Academic achievement is improved when students learn in their local or native languages. The language policy in Ghana stipulates that local languages be used for instructions in basic school levels up to class three.
“However, in practice this is rarely the case due to various attitudinal, structural and logistical challenges”, states Osei Twumasi Ankrah.
In his thesis Twumasi Ankrah examines the historical and philosophical underpinnings that have influenced Ghana’s language policy at the basic level of education according to the education experts’ perceptions. Based on their experiences, the second goal was to provide recommendations to improve student learning in schools. The planning and implementation of the language policy in Ghana was explored to find out the education experts’ perceptions of this policy at both the education administration, teacher training and basic education levels.
Mother tongue is essential in the initial stages

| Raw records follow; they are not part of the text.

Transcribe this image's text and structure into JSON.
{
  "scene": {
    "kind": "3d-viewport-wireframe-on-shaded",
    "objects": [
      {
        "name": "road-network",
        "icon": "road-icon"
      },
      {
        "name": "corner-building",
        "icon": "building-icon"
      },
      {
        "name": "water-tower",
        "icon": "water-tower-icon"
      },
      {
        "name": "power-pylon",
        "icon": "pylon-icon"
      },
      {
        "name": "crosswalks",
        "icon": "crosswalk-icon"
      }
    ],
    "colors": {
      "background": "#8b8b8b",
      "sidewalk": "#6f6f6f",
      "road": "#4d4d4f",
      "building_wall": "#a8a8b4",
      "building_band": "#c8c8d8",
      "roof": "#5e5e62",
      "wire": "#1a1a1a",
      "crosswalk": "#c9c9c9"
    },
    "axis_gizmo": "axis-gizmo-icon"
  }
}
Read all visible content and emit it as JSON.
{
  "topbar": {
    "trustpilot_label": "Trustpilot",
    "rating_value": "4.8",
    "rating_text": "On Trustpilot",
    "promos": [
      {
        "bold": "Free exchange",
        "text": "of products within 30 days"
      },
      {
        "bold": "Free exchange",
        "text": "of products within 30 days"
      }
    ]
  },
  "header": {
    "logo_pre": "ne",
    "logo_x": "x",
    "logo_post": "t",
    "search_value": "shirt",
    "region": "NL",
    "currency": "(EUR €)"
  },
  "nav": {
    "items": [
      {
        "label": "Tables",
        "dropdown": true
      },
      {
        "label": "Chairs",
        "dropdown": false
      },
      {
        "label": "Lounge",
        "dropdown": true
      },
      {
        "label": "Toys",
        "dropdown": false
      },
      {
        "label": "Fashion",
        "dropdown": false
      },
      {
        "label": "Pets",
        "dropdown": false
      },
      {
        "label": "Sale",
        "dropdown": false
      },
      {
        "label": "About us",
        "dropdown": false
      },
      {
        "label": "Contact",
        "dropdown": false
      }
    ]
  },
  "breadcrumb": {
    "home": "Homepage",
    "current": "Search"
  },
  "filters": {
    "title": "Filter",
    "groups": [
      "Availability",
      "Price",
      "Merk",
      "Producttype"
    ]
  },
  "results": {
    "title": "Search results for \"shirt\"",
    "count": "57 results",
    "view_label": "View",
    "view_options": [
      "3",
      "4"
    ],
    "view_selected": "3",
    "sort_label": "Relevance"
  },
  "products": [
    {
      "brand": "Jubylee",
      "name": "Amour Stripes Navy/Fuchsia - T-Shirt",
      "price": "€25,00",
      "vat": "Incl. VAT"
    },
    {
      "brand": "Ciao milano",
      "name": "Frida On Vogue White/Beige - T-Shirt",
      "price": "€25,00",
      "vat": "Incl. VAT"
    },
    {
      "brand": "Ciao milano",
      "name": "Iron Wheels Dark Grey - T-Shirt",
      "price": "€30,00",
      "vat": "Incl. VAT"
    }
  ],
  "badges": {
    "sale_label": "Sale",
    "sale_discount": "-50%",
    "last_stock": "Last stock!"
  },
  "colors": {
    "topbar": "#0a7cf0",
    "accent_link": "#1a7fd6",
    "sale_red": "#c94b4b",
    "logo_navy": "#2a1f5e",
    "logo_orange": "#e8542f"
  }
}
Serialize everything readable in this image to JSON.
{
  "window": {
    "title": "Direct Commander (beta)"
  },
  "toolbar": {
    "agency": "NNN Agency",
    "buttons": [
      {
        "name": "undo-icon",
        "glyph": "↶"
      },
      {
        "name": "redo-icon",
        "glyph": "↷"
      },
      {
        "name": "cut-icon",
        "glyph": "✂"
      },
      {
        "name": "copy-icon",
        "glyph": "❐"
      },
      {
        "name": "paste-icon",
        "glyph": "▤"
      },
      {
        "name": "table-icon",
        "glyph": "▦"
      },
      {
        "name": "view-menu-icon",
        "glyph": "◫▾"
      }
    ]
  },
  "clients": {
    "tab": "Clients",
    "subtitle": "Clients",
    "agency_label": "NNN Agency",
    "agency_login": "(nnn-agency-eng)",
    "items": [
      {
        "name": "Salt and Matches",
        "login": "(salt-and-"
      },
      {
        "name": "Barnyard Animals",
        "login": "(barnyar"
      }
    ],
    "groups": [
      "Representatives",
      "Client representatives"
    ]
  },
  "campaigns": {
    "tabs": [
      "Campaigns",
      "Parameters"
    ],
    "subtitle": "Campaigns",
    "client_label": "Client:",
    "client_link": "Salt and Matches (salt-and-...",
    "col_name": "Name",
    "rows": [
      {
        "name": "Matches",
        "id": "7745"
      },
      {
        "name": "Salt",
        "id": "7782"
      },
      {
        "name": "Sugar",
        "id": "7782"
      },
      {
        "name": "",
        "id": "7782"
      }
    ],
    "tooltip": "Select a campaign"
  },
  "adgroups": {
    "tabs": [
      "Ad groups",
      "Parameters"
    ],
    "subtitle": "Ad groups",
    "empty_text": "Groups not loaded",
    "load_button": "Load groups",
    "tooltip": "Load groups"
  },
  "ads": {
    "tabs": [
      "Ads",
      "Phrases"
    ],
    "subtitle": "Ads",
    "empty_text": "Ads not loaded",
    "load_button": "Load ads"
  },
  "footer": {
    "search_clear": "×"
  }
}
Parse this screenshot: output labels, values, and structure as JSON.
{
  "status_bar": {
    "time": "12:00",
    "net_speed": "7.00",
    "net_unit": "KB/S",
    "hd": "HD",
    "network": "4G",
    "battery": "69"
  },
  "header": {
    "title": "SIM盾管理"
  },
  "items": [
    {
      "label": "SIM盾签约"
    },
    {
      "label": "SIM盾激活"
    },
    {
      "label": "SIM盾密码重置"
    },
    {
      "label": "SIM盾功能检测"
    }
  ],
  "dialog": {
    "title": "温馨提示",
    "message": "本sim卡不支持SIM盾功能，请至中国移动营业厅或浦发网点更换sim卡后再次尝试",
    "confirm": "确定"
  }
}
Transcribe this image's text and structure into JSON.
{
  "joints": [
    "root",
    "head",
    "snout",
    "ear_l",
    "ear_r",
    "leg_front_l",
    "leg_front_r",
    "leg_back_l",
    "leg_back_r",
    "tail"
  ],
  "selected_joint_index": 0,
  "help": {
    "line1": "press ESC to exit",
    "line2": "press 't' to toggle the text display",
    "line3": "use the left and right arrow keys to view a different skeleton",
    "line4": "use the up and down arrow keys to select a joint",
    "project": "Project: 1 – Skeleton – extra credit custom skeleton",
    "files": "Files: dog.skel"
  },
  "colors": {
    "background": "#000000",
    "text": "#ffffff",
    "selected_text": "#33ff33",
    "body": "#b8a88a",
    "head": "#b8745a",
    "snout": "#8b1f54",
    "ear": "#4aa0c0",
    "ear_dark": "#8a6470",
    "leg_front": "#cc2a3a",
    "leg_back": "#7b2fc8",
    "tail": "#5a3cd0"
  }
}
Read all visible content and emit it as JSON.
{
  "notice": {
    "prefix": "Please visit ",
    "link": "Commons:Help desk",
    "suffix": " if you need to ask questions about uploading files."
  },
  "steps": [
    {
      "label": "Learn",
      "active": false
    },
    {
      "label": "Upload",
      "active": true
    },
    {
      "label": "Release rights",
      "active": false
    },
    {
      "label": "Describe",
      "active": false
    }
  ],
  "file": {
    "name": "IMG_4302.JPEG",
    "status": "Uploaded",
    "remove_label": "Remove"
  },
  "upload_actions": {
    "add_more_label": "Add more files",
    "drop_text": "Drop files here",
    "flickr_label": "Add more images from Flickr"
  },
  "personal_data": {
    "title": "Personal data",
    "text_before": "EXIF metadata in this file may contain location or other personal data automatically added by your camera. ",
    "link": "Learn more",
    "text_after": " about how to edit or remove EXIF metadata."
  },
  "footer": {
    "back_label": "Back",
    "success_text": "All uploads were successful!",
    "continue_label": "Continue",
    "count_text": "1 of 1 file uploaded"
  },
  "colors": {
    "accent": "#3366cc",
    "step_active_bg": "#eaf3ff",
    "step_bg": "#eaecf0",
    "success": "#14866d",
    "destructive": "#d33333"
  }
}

According to Twumasi Ankrah, mother tongue is essential for education, especially in the initial stages as it sets the pace for pupils to comprehend a range of concepts.
“Many of the pupils indicated that this would help them internalise the teachings. Still, the participants considered that learning of English was important to them for many reasons”, Osei Twumasi Ankrah explains.
The continued use of foreign language has been justified on reasons for connectivity with the outside world due to the desire for many African countries to be globalised. Therefore, the attitudes of both the education experts and policy makers and the citizens is biased towards English which is the former colonisers’ language in Ghana.
“The study also found out that financial constraint, lack of logistics, supervision and monitoring provided a challenge to the implementation of the language policy”, Twumasi Ankrah points out.
In his dissertation Twumasi Ankrah concludes by recommending that the Ghana Education Service and the government of Ghana should be committed to implement the policy. Furthermore, it is finally recommended that, the language policy should periodically evaluate and updated for the betterment of the learners. Doing so would contribute to a better quality of education which is the priority of any education policy and, therefore, important for national development.
Information about the Public Defence:
MA Osei Twumasi Ankrah’s doctoral thesis Education Experts’ Persceptions of the Ghanaian Language Policy and Its Implementation
will be examined at the Faculty of Education of the University of Lapland in lecture room 10, on the 26th of August 2015, at noon. Professor Johanna Lasonen from the University of Jyväskylä and the University of South Florida (USA) will be the opponent. Adj. Prof. Satu Uusiautti from the University of Lapland will be the custos. Welcome!
Information about the candidate:
Osei Twumasi Ankrah graduated as a Bachelor of Education in 1994 and as a Master of Education in 2001 from the University of Cape Coast in Ghana. He has been working in various positions as a teacher and education director in Ghana since the 1970s.
Osei Twumasi Ankrah
tel. +358 46 567 8909
email. twumco (at) gmail.com
The press release copies of the dissertation are available at the Lapland University Press, tel. +358 40 821 4242, publications (at) ulapland.fi.
Information on the Publication:
Osei Twumasi Ankrah: Education Experts’ Persceptions of the Ghanaian Language Policy and Its Implementation
. Acta Universitatis Lapponiensis 308. ISBN 978-952-484-846-6. ISSN 0788-7604. Web version (pdf): Acta Electronica Universitatis Lapponiensis 176. ISBN (pdf) 978-952-484-847-3. ISSN (pdf) 1796-6310.